- If the concentration is more than 15 mmols/l the flight must be cancelled.
- If it is less than 5mmol/l the individual must ingest an appropriate (not less than 15 gm) glucose snack and measure the glucose concentration one-half hour later. If the concentration is within 5-15mmol/l, flight operations may be undertaken. If the blood glucose is less than 5 mmol/l, the process must be repeated; if over 15mmol/l, the flight must be cancelled.
- 30 minutes into the flight, and at each successive hour of flight, and within one-half hour prior to landing, the aviator must measure his or her blood glucose concentration.
- If the concentration is less than 5mmols/l, a 30 gm glucose snack must be ingested, and arrangements be made to land at the nearest suitable airport and may not resume flight until the glucose concentration can be maintained in the 5- 15 mmols/l range.
- If the concentration is 5-15 mmol/l, no action is required.
- If the concentration is greater that 15mmol/l, the aviator must land at the nearest suitable airport and may not resume flight until the glucose concentration can be maintained in the 5-15 mmols/l range (Note 1).
- In respect to determining blood glucose concentrations during flight, the aviator must use judgment in deciding whether measuring concentrations or operational demands of the environment (e.g., adverse weather, etc.) should take priority. In cases where it is decided that operational demands take priority, the aviator must ingest a 15 gm glucose snack and measure his or her blood glucose level 1 hour later. If measurement is not practical at that time, the aviator must ingest a 30 gm glucose snack and land at the nearest suitable airport so that a determination of the blood glucose concentration may be made.
Ongoing requirements for any subsequent Medical Certification

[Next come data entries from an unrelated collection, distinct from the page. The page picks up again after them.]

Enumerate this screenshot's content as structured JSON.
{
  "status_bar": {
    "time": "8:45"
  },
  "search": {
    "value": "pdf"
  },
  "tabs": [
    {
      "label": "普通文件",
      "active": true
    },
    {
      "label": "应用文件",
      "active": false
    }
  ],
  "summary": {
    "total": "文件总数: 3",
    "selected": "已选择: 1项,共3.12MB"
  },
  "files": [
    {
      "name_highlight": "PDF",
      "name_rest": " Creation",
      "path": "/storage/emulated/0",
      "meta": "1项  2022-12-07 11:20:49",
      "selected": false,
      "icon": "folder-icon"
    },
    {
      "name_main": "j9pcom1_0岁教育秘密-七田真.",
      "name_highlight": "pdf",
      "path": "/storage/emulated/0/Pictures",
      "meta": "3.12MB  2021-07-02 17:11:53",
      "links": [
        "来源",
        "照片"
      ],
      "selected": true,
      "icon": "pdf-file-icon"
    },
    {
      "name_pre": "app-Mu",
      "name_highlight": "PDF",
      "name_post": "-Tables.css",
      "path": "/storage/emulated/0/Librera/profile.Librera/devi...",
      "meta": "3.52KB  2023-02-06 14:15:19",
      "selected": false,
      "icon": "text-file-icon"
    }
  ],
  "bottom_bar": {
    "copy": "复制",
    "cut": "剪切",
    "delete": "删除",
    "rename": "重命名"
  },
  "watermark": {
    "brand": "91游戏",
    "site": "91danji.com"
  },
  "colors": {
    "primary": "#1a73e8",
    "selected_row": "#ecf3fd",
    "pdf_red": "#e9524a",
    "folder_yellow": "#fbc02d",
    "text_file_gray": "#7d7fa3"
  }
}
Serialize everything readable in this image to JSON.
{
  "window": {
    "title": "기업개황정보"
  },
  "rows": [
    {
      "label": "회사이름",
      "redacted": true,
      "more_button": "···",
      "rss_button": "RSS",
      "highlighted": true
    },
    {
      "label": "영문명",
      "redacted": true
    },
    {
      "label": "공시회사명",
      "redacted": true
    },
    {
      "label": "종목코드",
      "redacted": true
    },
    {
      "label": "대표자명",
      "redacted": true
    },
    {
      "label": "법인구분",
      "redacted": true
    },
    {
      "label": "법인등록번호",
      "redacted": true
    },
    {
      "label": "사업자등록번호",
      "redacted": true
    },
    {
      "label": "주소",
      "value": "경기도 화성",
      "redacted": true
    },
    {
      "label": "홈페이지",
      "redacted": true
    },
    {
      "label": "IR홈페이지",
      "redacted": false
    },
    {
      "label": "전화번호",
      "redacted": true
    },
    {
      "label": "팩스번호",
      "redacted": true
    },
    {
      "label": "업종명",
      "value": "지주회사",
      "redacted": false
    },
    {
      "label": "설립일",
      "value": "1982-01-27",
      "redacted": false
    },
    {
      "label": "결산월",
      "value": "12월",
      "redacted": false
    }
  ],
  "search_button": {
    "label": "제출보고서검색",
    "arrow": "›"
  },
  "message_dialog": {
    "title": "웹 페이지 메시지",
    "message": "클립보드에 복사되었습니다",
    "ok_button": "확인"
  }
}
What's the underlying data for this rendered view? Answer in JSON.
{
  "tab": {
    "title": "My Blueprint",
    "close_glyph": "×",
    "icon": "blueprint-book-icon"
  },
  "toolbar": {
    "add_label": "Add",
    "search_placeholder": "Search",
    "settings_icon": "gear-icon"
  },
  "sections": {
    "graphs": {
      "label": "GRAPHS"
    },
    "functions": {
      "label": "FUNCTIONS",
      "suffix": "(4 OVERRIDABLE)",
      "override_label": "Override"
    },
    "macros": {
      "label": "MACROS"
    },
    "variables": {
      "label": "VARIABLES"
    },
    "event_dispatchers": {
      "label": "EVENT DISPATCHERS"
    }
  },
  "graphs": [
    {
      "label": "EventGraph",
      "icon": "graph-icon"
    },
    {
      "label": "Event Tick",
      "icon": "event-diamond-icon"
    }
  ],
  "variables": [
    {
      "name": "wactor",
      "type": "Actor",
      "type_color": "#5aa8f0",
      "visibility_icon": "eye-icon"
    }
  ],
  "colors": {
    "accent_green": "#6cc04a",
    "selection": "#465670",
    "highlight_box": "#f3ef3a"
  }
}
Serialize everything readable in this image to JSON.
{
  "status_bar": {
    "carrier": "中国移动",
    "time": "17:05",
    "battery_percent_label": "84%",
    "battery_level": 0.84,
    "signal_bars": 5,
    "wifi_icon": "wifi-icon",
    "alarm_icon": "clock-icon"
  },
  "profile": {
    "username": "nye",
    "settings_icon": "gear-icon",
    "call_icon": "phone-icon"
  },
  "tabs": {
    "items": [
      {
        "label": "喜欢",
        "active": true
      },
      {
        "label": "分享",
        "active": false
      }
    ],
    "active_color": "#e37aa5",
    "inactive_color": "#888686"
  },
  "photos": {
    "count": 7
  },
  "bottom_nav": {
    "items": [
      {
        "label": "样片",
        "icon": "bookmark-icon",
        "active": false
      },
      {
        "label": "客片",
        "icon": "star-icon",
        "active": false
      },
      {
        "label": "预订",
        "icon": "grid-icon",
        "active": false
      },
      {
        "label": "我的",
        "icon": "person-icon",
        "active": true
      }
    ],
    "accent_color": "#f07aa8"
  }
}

- For documentation of diabetes management, the applicant will be required to carry and use two whole blood glucose measuring devices with memory function and must report to the CASA immediately any hypoglycaemic incidents requiring external assistance, any involvement in accidents resulting in serious injury (whether or not related to hypoglycaemia), and any evidence of loss of control of diabetes, change in treatment regimen, or significant diabetic complications. With any of these occurrences, the individual must cease flying until cleared by the CASA.
- At 3-month intervals, the aviator must be evaluated by the treating endocrinologist. This evaluation must include a general physical examination, review of the interval medical history, and the results of a test for glycosylated haemoglobin concentration. The endocrinologist must review the record of the aviator’s daily blood glucose measurements and comment on the results (the blood glucose measurements must be done at least 4 times every day). The results of these quarterly evaluations must be accumulated and submitted annually unless there has been a change in the treatment regime, or if the endocrinologist’s review is indicative of a deterioration of control. The results must include a downloaded set of blood sugar readings to be analysed to identify “high” and “low” readings outside the physiological range (See indicative criteria above. If there has been a change the individual must report the change(s) to the CASA and wait for an eligibility letter before resuming flight duties).
- On an annual basis, the reports from the examining endocrinologist must include confirmation by an eye specialist of the absence of significant eye disease.
- At the first examination after age 40 and at 5-year intervals, the report, with ECG tracings, of a maximal graded exercise stress test must be included in consideration of continued medical certification.
- The record of all in-flight measurements and log book entries for all flights undertaken since the last certificate must be provided to CASA at the time of all subsequent medical certifications.